**EXERCISE INSTRUCTIONS**
Find and copy each line in the material below where the string "Operator" occurs.
•••••
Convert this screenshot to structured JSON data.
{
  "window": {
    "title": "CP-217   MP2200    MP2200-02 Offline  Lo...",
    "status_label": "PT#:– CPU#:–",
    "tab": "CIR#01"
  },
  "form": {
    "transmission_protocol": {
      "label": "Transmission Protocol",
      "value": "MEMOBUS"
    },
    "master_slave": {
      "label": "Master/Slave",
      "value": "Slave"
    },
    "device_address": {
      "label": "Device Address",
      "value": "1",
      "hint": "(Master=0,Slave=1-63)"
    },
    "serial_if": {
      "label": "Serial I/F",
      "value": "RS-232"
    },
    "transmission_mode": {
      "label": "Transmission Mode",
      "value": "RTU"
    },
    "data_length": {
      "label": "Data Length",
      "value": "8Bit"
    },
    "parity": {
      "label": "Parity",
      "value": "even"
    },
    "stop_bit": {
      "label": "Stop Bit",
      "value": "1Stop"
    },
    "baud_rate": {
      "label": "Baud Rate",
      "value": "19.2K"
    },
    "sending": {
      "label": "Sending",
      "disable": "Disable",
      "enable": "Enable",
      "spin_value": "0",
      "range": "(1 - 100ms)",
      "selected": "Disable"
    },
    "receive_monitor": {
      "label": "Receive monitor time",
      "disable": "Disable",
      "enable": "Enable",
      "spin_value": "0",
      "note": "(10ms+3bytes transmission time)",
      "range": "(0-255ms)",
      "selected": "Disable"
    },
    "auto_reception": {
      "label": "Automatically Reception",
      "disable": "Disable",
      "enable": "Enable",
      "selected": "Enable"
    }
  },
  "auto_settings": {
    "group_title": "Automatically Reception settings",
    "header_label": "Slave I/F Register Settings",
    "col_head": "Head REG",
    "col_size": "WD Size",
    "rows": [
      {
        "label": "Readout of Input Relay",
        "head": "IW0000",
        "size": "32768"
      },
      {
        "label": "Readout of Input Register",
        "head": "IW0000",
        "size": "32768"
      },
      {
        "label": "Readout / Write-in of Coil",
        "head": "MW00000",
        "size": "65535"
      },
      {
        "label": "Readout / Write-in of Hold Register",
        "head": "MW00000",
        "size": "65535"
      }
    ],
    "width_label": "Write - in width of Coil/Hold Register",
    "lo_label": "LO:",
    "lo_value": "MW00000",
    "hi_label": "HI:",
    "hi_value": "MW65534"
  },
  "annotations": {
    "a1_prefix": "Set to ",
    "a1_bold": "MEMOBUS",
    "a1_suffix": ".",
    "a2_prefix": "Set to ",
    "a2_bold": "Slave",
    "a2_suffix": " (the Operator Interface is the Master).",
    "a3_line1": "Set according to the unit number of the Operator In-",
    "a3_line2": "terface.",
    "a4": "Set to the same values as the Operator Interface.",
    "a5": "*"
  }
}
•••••
**OUTPUT BELOW**
    "a2_suffix": " (the Operator Interface is the Master).",
    "a3_line1": "Set according to the unit number of the Operator In-",
    "a4": "Set to the same values as the Operator Interface.",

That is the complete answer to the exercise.